## HOW TO COMPLETE THIS TASK
Scan the entries below. Report each line where the string "Date" occurs.

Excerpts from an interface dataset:
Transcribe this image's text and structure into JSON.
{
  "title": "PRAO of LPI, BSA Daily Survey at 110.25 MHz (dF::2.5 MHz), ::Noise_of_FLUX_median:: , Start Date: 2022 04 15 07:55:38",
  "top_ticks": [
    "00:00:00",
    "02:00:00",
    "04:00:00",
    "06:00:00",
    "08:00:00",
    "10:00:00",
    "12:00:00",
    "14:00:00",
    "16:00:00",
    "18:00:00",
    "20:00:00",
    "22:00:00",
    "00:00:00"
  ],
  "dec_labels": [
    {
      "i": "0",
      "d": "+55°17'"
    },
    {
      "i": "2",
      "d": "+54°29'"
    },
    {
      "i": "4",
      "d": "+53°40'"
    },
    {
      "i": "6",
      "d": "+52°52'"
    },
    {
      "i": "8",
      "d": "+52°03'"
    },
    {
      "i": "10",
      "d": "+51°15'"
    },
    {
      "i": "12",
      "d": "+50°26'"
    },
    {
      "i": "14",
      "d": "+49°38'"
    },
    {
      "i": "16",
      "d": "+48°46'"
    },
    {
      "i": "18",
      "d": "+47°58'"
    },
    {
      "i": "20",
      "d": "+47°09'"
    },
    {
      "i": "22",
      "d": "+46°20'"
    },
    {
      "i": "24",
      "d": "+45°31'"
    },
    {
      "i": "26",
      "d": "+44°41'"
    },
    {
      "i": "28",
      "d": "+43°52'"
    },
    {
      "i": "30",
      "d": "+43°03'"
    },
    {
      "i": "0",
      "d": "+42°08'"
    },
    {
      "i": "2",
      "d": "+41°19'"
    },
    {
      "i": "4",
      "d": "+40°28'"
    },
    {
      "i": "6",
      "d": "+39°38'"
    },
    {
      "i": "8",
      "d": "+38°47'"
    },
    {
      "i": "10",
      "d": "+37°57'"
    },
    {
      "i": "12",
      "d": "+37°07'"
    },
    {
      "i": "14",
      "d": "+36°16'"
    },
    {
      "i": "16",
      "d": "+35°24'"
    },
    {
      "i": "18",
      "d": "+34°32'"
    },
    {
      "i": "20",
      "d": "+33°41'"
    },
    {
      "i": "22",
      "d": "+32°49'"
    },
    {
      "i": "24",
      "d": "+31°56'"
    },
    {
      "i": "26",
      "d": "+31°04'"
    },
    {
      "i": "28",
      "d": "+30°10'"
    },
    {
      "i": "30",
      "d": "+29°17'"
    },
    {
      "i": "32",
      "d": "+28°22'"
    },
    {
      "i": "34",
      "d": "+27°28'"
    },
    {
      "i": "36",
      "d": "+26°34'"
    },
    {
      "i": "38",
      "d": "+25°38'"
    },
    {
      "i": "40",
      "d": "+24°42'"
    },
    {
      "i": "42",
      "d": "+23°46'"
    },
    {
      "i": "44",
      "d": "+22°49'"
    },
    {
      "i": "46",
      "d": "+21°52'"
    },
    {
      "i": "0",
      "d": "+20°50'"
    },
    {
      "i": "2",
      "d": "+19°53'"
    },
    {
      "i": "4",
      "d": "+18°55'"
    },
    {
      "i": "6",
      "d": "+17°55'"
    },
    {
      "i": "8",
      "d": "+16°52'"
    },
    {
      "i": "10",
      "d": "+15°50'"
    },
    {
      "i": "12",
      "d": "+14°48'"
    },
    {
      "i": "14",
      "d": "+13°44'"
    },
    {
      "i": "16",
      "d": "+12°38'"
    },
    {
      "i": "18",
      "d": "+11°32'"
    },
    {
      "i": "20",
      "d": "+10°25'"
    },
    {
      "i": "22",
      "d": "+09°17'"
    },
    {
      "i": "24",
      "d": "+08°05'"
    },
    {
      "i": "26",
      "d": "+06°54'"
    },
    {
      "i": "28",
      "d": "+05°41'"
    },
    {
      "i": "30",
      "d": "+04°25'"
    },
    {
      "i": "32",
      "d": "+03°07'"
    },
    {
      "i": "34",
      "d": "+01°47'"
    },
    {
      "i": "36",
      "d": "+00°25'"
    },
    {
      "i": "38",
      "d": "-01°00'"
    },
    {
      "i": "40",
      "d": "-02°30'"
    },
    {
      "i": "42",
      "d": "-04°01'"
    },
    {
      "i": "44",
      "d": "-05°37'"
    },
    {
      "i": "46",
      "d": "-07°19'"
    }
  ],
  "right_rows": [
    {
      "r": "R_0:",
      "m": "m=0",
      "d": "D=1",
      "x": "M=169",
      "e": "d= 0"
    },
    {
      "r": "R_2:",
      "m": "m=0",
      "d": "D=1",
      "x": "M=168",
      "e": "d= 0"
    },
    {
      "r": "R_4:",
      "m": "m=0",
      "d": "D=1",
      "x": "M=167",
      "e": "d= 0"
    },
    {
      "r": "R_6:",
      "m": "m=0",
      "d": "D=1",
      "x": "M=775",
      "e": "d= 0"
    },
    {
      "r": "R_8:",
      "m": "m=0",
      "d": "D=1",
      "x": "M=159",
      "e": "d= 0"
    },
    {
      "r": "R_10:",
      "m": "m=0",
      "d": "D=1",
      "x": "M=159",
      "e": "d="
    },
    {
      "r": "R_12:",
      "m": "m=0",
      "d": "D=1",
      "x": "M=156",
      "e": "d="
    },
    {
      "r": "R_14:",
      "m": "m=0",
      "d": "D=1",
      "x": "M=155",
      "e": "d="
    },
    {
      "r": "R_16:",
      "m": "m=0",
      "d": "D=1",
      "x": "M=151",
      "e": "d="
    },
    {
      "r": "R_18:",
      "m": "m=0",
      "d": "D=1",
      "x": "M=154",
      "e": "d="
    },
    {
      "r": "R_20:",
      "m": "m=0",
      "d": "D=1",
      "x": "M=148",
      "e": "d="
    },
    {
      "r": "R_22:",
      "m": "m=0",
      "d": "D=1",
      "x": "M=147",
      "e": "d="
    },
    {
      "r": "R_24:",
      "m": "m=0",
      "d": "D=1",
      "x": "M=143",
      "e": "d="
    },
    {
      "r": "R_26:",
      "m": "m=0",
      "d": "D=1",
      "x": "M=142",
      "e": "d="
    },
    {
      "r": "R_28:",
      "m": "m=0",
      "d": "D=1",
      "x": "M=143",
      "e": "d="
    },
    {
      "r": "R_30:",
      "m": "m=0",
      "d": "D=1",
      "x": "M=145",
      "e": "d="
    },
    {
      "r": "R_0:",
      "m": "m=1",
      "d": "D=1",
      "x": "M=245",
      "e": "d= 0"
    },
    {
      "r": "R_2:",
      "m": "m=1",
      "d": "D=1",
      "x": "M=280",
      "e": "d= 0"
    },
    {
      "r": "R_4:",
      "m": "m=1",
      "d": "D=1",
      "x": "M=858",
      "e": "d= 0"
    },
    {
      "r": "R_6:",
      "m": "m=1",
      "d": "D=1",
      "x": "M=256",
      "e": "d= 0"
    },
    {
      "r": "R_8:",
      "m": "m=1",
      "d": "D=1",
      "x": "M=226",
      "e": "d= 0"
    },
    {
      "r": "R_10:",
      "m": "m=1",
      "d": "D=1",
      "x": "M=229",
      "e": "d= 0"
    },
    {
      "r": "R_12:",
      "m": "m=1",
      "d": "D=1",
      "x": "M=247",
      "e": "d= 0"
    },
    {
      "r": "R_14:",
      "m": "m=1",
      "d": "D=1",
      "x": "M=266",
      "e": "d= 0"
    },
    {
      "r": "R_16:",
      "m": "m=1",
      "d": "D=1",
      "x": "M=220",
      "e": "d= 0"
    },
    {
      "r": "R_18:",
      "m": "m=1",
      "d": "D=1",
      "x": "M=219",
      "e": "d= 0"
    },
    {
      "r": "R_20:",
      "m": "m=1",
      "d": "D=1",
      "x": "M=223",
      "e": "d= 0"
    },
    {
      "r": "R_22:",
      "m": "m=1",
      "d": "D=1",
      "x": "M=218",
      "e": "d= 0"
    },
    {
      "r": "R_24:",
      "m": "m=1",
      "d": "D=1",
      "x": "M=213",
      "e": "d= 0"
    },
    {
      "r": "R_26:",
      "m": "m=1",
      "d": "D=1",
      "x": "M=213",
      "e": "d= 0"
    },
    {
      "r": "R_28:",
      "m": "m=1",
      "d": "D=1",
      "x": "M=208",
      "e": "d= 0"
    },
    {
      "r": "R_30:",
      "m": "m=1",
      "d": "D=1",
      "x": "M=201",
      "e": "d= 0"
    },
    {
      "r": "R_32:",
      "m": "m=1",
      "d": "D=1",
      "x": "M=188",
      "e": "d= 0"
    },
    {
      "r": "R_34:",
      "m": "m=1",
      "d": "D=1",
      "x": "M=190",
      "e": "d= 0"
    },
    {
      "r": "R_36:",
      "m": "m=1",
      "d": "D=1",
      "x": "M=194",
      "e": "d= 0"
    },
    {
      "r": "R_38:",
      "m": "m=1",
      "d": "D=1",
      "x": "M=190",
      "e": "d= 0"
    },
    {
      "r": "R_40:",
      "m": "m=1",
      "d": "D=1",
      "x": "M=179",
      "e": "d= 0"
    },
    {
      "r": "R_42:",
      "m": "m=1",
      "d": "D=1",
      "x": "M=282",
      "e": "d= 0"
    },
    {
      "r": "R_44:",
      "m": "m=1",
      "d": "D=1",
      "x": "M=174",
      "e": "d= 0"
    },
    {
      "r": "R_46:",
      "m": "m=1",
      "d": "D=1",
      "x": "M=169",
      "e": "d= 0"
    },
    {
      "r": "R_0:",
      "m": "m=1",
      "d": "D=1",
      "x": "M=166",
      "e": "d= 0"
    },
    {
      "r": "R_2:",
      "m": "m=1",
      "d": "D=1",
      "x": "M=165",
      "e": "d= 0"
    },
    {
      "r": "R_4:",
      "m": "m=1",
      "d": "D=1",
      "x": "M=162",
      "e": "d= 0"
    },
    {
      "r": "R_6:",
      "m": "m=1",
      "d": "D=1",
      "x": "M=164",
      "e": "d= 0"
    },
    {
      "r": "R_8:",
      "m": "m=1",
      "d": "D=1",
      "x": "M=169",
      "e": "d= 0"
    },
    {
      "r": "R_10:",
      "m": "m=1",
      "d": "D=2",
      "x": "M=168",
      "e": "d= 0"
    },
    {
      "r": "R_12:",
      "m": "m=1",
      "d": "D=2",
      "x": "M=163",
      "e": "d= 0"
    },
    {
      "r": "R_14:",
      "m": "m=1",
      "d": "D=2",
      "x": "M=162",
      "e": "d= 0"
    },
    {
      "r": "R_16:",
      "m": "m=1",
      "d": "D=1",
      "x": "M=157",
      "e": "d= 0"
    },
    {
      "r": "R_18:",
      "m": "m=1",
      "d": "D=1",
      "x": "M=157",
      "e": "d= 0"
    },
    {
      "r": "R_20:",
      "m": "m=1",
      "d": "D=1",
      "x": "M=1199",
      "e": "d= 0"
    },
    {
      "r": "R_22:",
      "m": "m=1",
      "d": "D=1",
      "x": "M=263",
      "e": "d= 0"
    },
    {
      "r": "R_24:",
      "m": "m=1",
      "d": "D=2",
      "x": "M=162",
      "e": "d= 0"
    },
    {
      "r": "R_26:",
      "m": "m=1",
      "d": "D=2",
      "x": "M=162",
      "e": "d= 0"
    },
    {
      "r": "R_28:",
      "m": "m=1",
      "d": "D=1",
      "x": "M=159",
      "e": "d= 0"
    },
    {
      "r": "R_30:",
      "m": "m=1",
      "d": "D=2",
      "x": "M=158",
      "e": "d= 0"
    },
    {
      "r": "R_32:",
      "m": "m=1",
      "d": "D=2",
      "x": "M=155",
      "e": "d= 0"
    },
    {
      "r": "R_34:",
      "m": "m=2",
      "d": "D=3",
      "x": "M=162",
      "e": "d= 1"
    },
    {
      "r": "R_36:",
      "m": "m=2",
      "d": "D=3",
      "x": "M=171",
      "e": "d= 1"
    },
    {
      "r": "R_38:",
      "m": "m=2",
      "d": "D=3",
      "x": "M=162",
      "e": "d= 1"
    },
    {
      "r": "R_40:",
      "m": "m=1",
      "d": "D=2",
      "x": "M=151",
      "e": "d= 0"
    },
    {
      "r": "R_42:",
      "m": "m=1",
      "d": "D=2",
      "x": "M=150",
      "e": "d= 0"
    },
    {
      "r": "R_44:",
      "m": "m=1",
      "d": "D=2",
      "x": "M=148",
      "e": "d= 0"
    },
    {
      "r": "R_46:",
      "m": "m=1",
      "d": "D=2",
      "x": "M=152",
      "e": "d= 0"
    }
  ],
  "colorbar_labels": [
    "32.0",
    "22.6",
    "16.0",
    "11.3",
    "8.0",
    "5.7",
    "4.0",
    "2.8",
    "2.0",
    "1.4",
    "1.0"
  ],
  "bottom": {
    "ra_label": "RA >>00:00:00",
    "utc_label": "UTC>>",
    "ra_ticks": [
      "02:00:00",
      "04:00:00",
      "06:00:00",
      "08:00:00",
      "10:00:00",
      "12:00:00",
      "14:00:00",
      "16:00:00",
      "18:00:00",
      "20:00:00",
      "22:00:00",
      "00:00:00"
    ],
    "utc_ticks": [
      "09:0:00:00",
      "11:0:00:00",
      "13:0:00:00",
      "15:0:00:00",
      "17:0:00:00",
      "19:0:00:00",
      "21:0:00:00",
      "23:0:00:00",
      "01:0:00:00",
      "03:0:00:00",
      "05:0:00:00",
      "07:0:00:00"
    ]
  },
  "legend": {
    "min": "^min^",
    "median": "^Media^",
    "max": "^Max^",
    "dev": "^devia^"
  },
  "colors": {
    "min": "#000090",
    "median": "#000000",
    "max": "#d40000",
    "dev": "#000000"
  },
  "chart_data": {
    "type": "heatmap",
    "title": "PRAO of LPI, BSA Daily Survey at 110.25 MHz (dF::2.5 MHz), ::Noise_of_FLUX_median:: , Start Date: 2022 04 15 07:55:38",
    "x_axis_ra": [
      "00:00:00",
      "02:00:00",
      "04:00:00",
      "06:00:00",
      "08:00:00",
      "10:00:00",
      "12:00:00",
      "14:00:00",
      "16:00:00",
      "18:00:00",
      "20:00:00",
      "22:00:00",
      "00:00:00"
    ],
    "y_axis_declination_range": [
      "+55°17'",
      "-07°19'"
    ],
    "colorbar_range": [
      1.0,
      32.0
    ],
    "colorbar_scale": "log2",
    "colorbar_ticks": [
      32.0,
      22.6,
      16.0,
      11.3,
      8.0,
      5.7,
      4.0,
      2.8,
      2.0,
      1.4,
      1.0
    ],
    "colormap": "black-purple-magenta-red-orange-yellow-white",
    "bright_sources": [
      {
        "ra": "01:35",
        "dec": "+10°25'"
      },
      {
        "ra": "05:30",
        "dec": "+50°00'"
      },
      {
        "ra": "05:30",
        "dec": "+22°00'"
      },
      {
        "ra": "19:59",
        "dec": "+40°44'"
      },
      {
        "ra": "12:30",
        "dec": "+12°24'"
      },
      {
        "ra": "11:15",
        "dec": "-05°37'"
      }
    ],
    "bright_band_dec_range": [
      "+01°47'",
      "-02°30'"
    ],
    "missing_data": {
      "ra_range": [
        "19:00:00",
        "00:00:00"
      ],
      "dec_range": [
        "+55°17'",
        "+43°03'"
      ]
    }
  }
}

## SOLUTION FOR THIS EXERCISE
  "title": "PRAO of LPI, BSA Daily Survey at 110.25 MHz (dF::2.5 MHz), ::Noise_of_FLUX_median:: , Start Date: 2022 04 15 07:55:38",
    "title": "PRAO of LPI, BSA Daily Survey at 110.25 MHz (dF::2.5 MHz), ::Noise_of_FLUX_median:: , Start Date: 2022 04 15 07:55:38",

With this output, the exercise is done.